[DESCRIPTION OF THE TASK]: For this exercise, copy the data exactly and omit any images.
EXERCISE MATERIALS Block Start
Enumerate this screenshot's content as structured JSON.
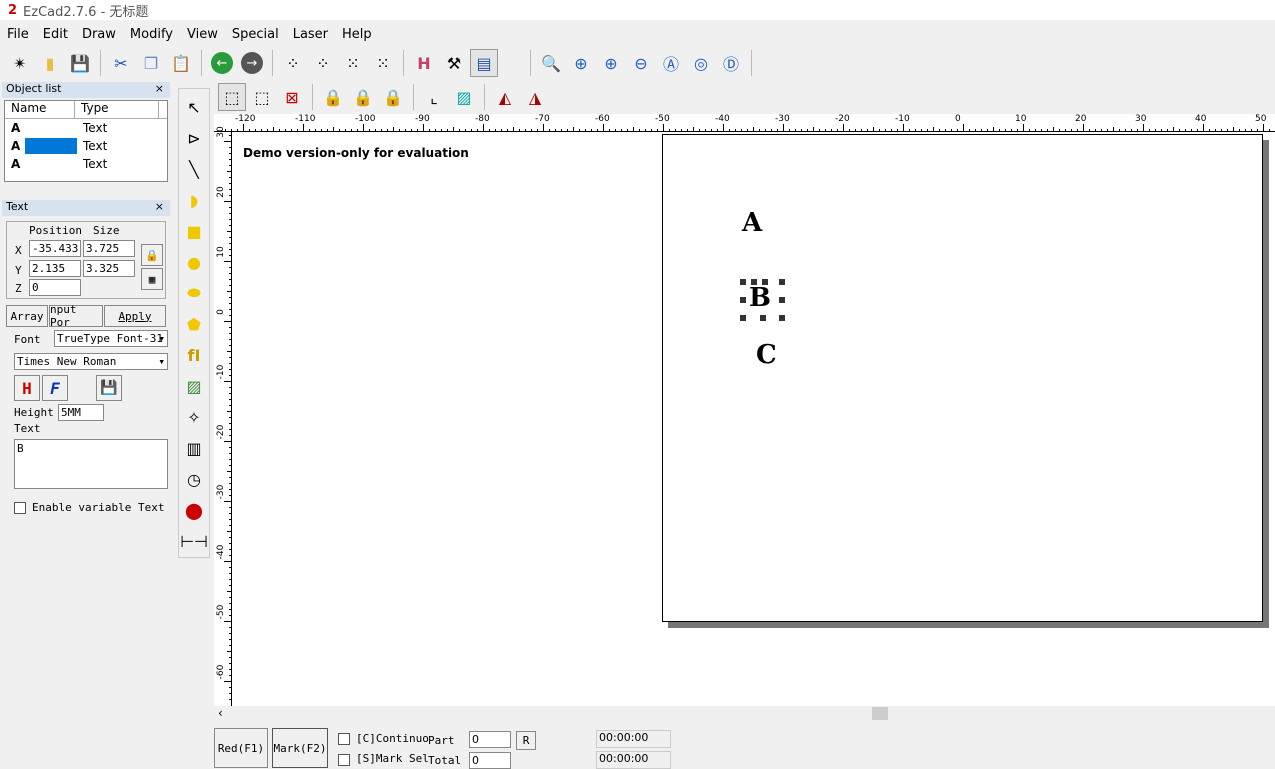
{
  "window": {
    "title": "EzCad2.7.6 - 无标题",
    "logo_text": "EZCAD"
  },
  "menu": [
    "File",
    "Edit",
    "Draw",
    "Modify",
    "View",
    "Special",
    "Laser",
    "Help"
  ],
  "object_list": {
    "title": "Object list",
    "columns": [
      "Name",
      "Type"
    ],
    "rows": [
      {
        "name": "A",
        "type": "Text",
        "selected": false
      },
      {
        "name": "A",
        "type": "Text",
        "selected": true
      },
      {
        "name": "A",
        "type": "Text",
        "selected": false
      }
    ]
  },
  "text_panel": {
    "title": "Text",
    "position_label": "Position",
    "size_label": "Size",
    "x_label": "X",
    "y_label": "Y",
    "z_label": "Z",
    "x": "-35.433",
    "y": "2.135",
    "z": "0",
    "size_x": "3.725",
    "size_y": "3.325",
    "array_label": "Array",
    "input_port_label": "nput Por",
    "apply_label": "Apply",
    "font_label": "Font",
    "font_type": "TrueType Font-31",
    "font_name": "Times New Roman",
    "height_label": "Height",
    "height": "5MM",
    "text_label": "Text",
    "text": "B",
    "enable_variable_label": "Enable variable Text"
  },
  "canvas": {
    "watermark": "Demo version-only for evaluation",
    "objects": [
      "A",
      "B",
      "C"
    ],
    "ruler_x": {
      "min": -120,
      "max": 50,
      "step": 10
    },
    "ruler_y": {
      "min": -60,
      "max": 30,
      "step": 10
    }
  },
  "bottom": {
    "red_label": "Red(F1)",
    "mark_label": "Mark(F2)",
    "continuous_label": "[C]Continuo",
    "mark_sel_label": "[S]Mark Sel",
    "part_label": "Part",
    "total_label": "Total",
    "part": "0",
    "total": "0",
    "r_label": "R",
    "time1": "00:00:00",
    "time2": "00:00:00"
  }
}
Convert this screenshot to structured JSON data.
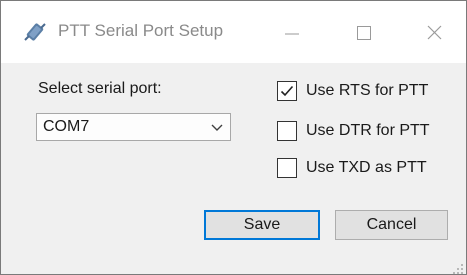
{
  "window": {
    "title": "PTT Serial Port Setup",
    "icons": {
      "app": "serial-plug-icon",
      "minimize": "minimize-icon",
      "maximize": "maximize-icon",
      "close": "close-icon"
    }
  },
  "port": {
    "label": "Select serial port:",
    "selected": "COM7",
    "dropdown_icon": "chevron-down-icon"
  },
  "options": [
    {
      "label": "Use RTS for PTT",
      "checked": true
    },
    {
      "label": "Use DTR for PTT",
      "checked": false
    },
    {
      "label": "Use TXD as PTT",
      "checked": false
    }
  ],
  "buttons": {
    "save": "Save",
    "cancel": "Cancel"
  },
  "colors": {
    "focus_border": "#0078d7",
    "title_text": "#8a8a8a",
    "titlebar_bg": "#ffffff",
    "dialog_bg": "#f0f0f0"
  }
}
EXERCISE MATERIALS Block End
[RESULT FOR THIS EXERCISE]:
Enumerate this screenshot's content as structured JSON.
{
  "window": {
    "title": "EzCad2.7.6 - 无标题",
    "logo_text": "EZCAD"
  },
  "menu": [
    "File",
    "Edit",
    "Draw",
    "Modify",
    "View",
    "Special",
    "Laser",
    "Help"
  ],
  "object_list": {
    "title": "Object list",
    "columns": [
      "Name",
      "Type"
    ],
    "rows": [
      {
        "name": "A",
        "type": "Text",
        "selected": false
      },
      {
        "name": "A",
        "type": "Text",
        "selected": true
      },
      {
        "name": "A",
        "type": "Text",
        "selected": false
      }
    ]
  },
  "text_panel": {
    "title": "Text",
    "position_label": "Position",
    "size_label": "Size",
    "x_label": "X",
    "y_label": "Y",
    "z_label": "Z",
    "x": "-35.433",
    "y": "2.135",
    "z": "0",
    "size_x": "3.725",
    "size_y": "3.325",
    "array_label": "Array",
    "input_port_label": "nput Por",
    "apply_label": "Apply",
    "font_label": "Font",
    "font_type": "TrueType Font-31",
    "font_name": "Times New Roman",
    "height_label": "Height",
    "height": "5MM",
    "text_label": "Text",
    "text": "B",
    "enable_variable_label": "Enable variable Text"
  },
  "canvas": {
    "watermark": "Demo version-only for evaluation",
    "objects": [
      "A",
      "B",
      "C"
    ],
    "ruler_x": {
      "min": -120,
      "max": 50,
      "step": 10
    },
    "ruler_y": {
      "min": -60,
      "max": 30,
      "step": 10
    }
  },
  "bottom": {
    "red_label": "Red(F1)",
    "mark_label": "Mark(F2)",
    "continuous_label": "[C]Continuo",
    "mark_sel_label": "[S]Mark Sel",
    "part_label": "Part",
    "total_label": "Total",
    "part": "0",
    "total": "0",
    "r_label": "R",
    "time1": "00:00:00",
    "time2": "00:00:00"
  }
}
Convert this screenshot to structured JSON data.
{
  "window": {
    "title": "PTT Serial Port Setup",
    "icons": {
      "app": "serial-plug-icon",
      "minimize": "minimize-icon",
      "maximize": "maximize-icon",
      "close": "close-icon"
    }
  },
  "port": {
    "label": "Select serial port:",
    "selected": "COM7",
    "dropdown_icon": "chevron-down-icon"
  },
  "options": [
    {
      "label": "Use RTS for PTT",
      "checked": true
    },
    {
      "label": "Use DTR for PTT",
      "checked": false
    },
    {
      "label": "Use TXD as PTT",
      "checked": false
    }
  ],
  "buttons": {
    "save": "Save",
    "cancel": "Cancel"
  },
  "colors": {
    "focus_border": "#0078d7",
    "title_text": "#8a8a8a",
    "titlebar_bg": "#ffffff",
    "dialog_bg": "#f0f0f0"
  }
}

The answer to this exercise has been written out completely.